Breaking the Rules

I've had this post on my mind for a while now. Since earlier this year, I've been developing (heh) my photography skills and it's been an interesting exercise. Photography exists, for me, between art and science. It isn't enough to know the physics of light and the mechanism of the camera to evoke an emotional reaction to my photos. Photography is a form of creative expression that I'm growing more and more fond of as I get better at it.

Coming from the perspective of a skilled practitioner of my field (software development) to an area where I'm just beginning has been very interesting. I can tell when the questions I ask have obvious, objective answers and when they have subjective answers which are informed by opinion and experience. It's been a really interesting period of time for me, since I'm more used to giving answers than asking the questions.

One thing I noticed, as a beginner, is I'm willing to make the mistakes and violate the rules that experienced photographers would avoid. The 37Signals blog had a related article last month discussing the same thing:

[As a beginner], you’re in a magical position to make great strides. To propose radical solutions, deliberately ignorant ideas that just might be brilliant.

I'm not saying that the mistakes I'm making are producing fantastic results; rather, I'm saying that not being bound by conventional wisdom is producing more organic learning.

When I found this post on Reddit discussing 100 photography tips, I was happy to see some of the opinions I had formed about photography backed up by someone who had the authority to make an informed judgement.

One item I found particularly reassuring was this:

  1. A noisy photo is better than a blurry one.

What the author is referring to is that it's OK to increase your light sensitivity (ISO setting) in low-light conditions. Increasing ISO will introduce more noise , like graininess, to a photo, but will let you get away with a shorter shutter speed, which reduces blur from the camera moving slightly while you hold it.

Now, I own an entry-level Rebel DSLR, so my light sensitivity goes up only to ISO 1600, and better cameras do a better job at removing noise, even at higher ISO levels. I enjoy shooting in the evening, and I don't always have a tripod with me. In fact, I usually don't bring one.
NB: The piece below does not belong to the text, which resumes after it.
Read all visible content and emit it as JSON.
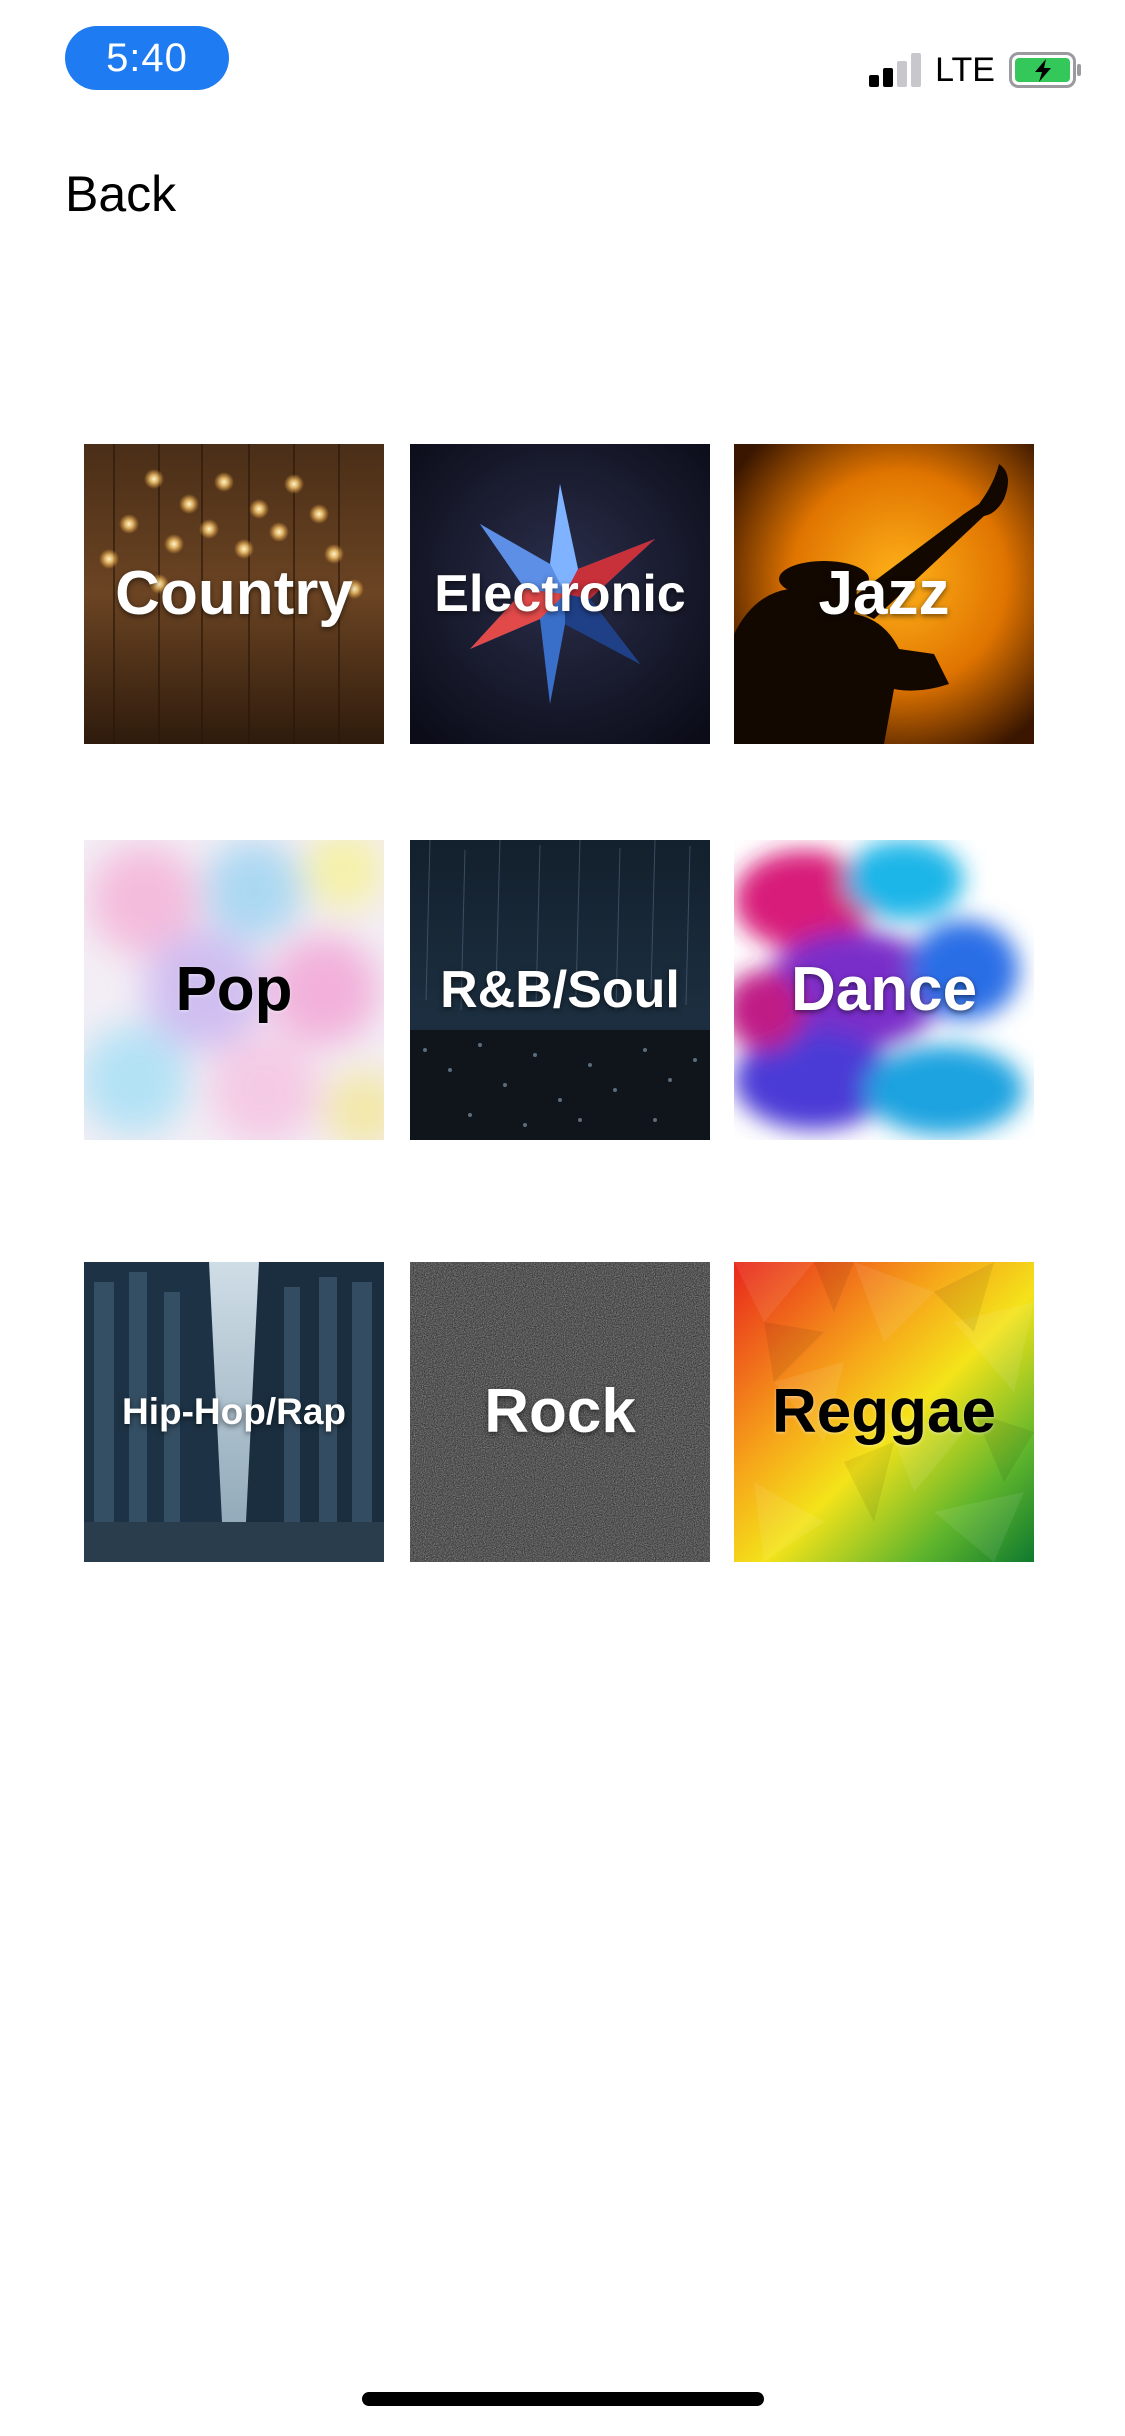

Since I started shooting, I've never hesitated to switch to a higher ISO. I can fix noise in post-processing but I can't fix blur; I'd rather have a noisy photo than no photo at all. I didn't want my fear of image noise to keep me from taking shots at night. The worst-case scenario is I take a photo I don't share with anyone, which is actually most of my photos anyway, since I only show my best work.
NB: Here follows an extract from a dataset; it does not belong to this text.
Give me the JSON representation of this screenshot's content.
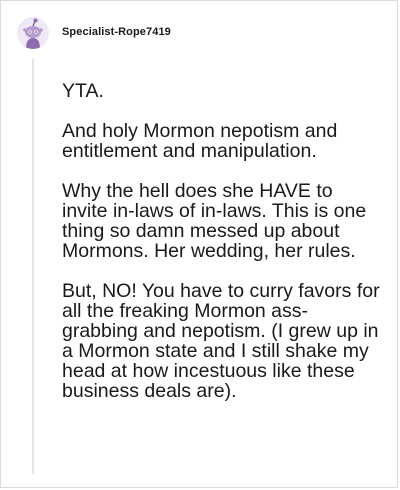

There are other conventions I'm not following, but after reading these tips, I'm much more comfortable challenging established dogma in my own photography. The results aren't always spectacular, but I'm learning these lessons for myself instead of relying on the experience of others to completely inform my skill. I'm trying to use the lessons I'm learning as a beginning photographer to help me recognize the assumptions I've made about software development so that I can evaluate them on their merit.